§ To do
Below are some entries; set them all down exactly.
[Task inputs — start]
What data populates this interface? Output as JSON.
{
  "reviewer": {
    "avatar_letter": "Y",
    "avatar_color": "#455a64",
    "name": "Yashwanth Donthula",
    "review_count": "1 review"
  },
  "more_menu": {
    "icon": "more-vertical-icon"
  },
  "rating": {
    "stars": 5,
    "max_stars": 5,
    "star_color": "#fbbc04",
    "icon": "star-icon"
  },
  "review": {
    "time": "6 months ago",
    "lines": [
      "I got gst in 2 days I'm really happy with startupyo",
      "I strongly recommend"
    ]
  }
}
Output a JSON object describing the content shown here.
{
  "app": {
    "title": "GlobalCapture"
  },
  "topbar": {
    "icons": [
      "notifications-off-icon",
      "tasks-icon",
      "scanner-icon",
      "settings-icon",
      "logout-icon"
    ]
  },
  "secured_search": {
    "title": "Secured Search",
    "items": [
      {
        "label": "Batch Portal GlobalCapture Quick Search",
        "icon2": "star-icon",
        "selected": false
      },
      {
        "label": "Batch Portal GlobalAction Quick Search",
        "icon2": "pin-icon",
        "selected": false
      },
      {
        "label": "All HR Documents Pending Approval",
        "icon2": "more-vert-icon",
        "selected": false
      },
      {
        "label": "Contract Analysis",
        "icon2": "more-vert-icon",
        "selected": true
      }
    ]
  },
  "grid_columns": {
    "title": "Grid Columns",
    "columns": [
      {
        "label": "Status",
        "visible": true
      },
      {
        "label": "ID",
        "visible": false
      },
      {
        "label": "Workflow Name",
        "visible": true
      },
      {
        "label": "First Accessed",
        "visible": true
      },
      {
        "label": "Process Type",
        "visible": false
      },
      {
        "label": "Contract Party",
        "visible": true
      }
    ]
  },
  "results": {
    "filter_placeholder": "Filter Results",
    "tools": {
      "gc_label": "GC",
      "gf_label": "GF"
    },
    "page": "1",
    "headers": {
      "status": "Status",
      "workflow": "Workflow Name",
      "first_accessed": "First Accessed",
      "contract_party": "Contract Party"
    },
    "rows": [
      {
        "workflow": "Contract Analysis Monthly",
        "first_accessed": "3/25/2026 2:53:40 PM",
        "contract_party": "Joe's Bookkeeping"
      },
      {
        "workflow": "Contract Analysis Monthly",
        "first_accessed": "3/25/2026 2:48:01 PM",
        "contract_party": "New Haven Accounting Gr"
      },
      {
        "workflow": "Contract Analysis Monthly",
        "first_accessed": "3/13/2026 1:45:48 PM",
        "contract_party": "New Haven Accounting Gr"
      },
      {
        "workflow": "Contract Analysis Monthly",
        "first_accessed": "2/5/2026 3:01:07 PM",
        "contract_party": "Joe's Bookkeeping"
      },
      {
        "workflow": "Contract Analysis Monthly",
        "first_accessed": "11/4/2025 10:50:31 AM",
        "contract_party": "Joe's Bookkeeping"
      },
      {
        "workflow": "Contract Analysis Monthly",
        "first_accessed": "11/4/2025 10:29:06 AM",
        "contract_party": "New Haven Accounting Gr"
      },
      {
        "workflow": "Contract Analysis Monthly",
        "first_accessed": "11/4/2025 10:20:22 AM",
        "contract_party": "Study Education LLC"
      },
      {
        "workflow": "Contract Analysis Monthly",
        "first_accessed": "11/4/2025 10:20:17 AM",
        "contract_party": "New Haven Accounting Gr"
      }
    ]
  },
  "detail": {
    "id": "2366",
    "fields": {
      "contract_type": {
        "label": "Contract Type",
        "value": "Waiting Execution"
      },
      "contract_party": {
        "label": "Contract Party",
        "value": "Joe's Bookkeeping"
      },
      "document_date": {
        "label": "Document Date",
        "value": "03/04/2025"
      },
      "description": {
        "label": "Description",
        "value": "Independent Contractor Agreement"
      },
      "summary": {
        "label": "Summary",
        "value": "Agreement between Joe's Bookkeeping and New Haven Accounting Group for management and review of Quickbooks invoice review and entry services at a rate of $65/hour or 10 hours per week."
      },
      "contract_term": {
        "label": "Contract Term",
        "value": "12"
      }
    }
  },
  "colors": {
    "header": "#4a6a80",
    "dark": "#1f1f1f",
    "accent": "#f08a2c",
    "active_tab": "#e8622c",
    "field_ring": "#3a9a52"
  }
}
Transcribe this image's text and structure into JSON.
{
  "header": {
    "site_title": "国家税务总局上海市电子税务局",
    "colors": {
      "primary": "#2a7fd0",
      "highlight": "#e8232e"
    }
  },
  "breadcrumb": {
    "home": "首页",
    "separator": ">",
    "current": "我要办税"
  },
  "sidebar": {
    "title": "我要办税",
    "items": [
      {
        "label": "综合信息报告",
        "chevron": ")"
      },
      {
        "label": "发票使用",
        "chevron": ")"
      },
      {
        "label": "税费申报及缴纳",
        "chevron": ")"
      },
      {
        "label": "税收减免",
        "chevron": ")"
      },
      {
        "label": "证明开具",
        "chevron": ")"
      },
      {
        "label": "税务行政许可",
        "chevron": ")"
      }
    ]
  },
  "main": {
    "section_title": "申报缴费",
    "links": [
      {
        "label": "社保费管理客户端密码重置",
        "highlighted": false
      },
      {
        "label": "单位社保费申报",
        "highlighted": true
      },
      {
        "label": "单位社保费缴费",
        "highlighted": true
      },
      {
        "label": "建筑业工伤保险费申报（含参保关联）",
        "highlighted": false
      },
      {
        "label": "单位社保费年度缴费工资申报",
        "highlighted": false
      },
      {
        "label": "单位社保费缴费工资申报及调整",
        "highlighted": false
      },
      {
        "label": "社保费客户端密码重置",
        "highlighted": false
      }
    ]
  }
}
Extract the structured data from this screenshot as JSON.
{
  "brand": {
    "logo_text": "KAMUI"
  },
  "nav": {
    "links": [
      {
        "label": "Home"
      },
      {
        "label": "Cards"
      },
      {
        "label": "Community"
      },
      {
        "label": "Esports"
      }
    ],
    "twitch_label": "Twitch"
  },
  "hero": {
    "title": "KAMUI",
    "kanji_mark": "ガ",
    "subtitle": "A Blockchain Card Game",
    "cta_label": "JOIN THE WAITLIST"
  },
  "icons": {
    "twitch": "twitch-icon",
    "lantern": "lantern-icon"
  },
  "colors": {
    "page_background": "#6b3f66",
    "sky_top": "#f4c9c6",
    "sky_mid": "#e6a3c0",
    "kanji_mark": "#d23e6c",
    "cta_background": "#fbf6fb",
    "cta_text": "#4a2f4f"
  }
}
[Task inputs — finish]
§ Exercise answer
What data populates this interface? Output as JSON.
{
  "reviewer": {
    "avatar_letter": "Y",
    "avatar_color": "#455a64",
    "name": "Yashwanth Donthula",
    "review_count": "1 review"
  },
  "more_menu": {
    "icon": "more-vertical-icon"
  },
  "rating": {
    "stars": 5,
    "max_stars": 5,
    "star_color": "#fbbc04",
    "icon": "star-icon"
  },
  "review": {
    "time": "6 months ago",
    "lines": [
      "I got gst in 2 days I'm really happy with startupyo",
      "I strongly recommend"
    ]
  }
}
Output a JSON object describing the content shown here.
{
  "app": {
    "title": "GlobalCapture"
  },
  "topbar": {
    "icons": [
      "notifications-off-icon",
      "tasks-icon",
      "scanner-icon",
      "settings-icon",
      "logout-icon"
    ]
  },
  "secured_search": {
    "title": "Secured Search",
    "items": [
      {
        "label": "Batch Portal GlobalCapture Quick Search",
        "icon2": "star-icon",
        "selected": false
      },
      {
        "label": "Batch Portal GlobalAction Quick Search",
        "icon2": "pin-icon",
        "selected": false
      },
      {
        "label": "All HR Documents Pending Approval",
        "icon2": "more-vert-icon",
        "selected": false
      },
      {
        "label": "Contract Analysis",
        "icon2": "more-vert-icon",
        "selected": true
      }
    ]
  },
  "grid_columns": {
    "title": "Grid Columns",
    "columns": [
      {
        "label": "Status",
        "visible": true
      },
      {
        "label": "ID",
        "visible": false
      },
      {
        "label": "Workflow Name",
        "visible": true
      },
      {
        "label": "First Accessed",
        "visible": true
      },
      {
        "label": "Process Type",
        "visible": false
      },
      {
        "label": "Contract Party",
        "visible": true
      }
    ]
  },
  "results": {
    "filter_placeholder": "Filter Results",
    "tools": {
      "gc_label": "GC",
      "gf_label": "GF"
    },
    "page": "1",
    "headers": {
      "status": "Status",
      "workflow": "Workflow Name",
      "first_accessed": "First Accessed",
      "contract_party": "Contract Party"
    },
    "rows": [
      {
        "workflow": "Contract Analysis Monthly",
        "first_accessed": "3/25/2026 2:53:40 PM",
        "contract_party": "Joe's Bookkeeping"
      },
      {
        "workflow": "Contract Analysis Monthly",
        "first_accessed": "3/25/2026 2:48:01 PM",
        "contract_party": "New Haven Accounting Gr"
      },
      {
        "workflow": "Contract Analysis Monthly",
        "first_accessed": "3/13/2026 1:45:48 PM",
        "contract_party": "New Haven Accounting Gr"
      },
      {
        "workflow": "Contract Analysis Monthly",
        "first_accessed": "2/5/2026 3:01:07 PM",
        "contract_party": "Joe's Bookkeeping"
      },
      {
        "workflow": "Contract Analysis Monthly",
        "first_accessed": "11/4/2025 10:50:31 AM",
        "contract_party": "Joe's Bookkeeping"
      },
      {
        "workflow": "Contract Analysis Monthly",
        "first_accessed": "11/4/2025 10:29:06 AM",
        "contract_party": "New Haven Accounting Gr"
      },
      {
        "workflow": "Contract Analysis Monthly",
        "first_accessed": "11/4/2025 10:20:22 AM",
        "contract_party": "Study Education LLC"
      },
      {
        "workflow": "Contract Analysis Monthly",
        "first_accessed": "11/4/2025 10:20:17 AM",
        "contract_party": "New Haven Accounting Gr"
      }
    ]
  },
  "detail": {
    "id": "2366",
    "fields": {
      "contract_type": {
        "label": "Contract Type",
        "value": "Waiting Execution"
      },
      "contract_party": {
        "label": "Contract Party",
        "value": "Joe's Bookkeeping"
      },
      "document_date": {
        "label": "Document Date",
        "value": "03/04/2025"
      },
      "description": {
        "label": "Description",
        "value": "Independent Contractor Agreement"
      },
      "summary": {
        "label": "Summary",
        "value": "Agreement between Joe's Bookkeeping and New Haven Accounting Group for management and review of Quickbooks invoice review and entry services at a rate of $65/hour or 10 hours per week."
      },
      "contract_term": {
        "label": "Contract Term",
        "value": "12"
      }
    }
  },
  "colors": {
    "header": "#4a6a80",
    "dark": "#1f1f1f",
    "accent": "#f08a2c",
    "active_tab": "#e8622c",
    "field_ring": "#3a9a52"
  }
}
Transcribe this image's text and structure into JSON.
{
  "header": {
    "site_title": "国家税务总局上海市电子税务局",
    "colors": {
      "primary": "#2a7fd0",
      "highlight": "#e8232e"
    }
  },
  "breadcrumb": {
    "home": "首页",
    "separator": ">",
    "current": "我要办税"
  },
  "sidebar": {
    "title": "我要办税",
    "items": [
      {
        "label": "综合信息报告",
        "chevron": ")"
      },
      {
        "label": "发票使用",
        "chevron": ")"
      },
      {
        "label": "税费申报及缴纳",
        "chevron": ")"
      },
      {
        "label": "税收减免",
        "chevron": ")"
      },
      {
        "label": "证明开具",
        "chevron": ")"
      },
      {
        "label": "税务行政许可",
        "chevron": ")"
      }
    ]
  },
  "main": {
    "section_title": "申报缴费",
    "links": [
      {
        "label": "社保费管理客户端密码重置",
        "highlighted": false
      },
      {
        "label": "单位社保费申报",
        "highlighted": true
      },
      {
        "label": "单位社保费缴费",
        "highlighted": true
      },
      {
        "label": "建筑业工伤保险费申报（含参保关联）",
        "highlighted": false
      },
      {
        "label": "单位社保费年度缴费工资申报",
        "highlighted": false
      },
      {
        "label": "单位社保费缴费工资申报及调整",
        "highlighted": false
      },
      {
        "label": "社保费客户端密码重置",
        "highlighted": false
      }
    ]
  }
}
Extract the structured data from this screenshot as JSON.
{
  "brand": {
    "logo_text": "KAMUI"
  },
  "nav": {
    "links": [
      {
        "label": "Home"
      },
      {
        "label": "Cards"
      },
      {
        "label": "Community"
      },
      {
        "label": "Esports"
      }
    ],
    "twitch_label": "Twitch"
  },
  "hero": {
    "title": "KAMUI",
    "kanji_mark": "ガ",
    "subtitle": "A Blockchain Card Game",
    "cta_label": "JOIN THE WAITLIST"
  },
  "icons": {
    "twitch": "twitch-icon",
    "lantern": "lantern-icon"
  },
  "colors": {
    "page_background": "#6b3f66",
    "sky_top": "#f4c9c6",
    "sky_mid": "#e6a3c0",
    "kanji_mark": "#d23e6c",
    "cta_background": "#fbf6fb",
    "cta_text": "#4a2f4f"
  }
}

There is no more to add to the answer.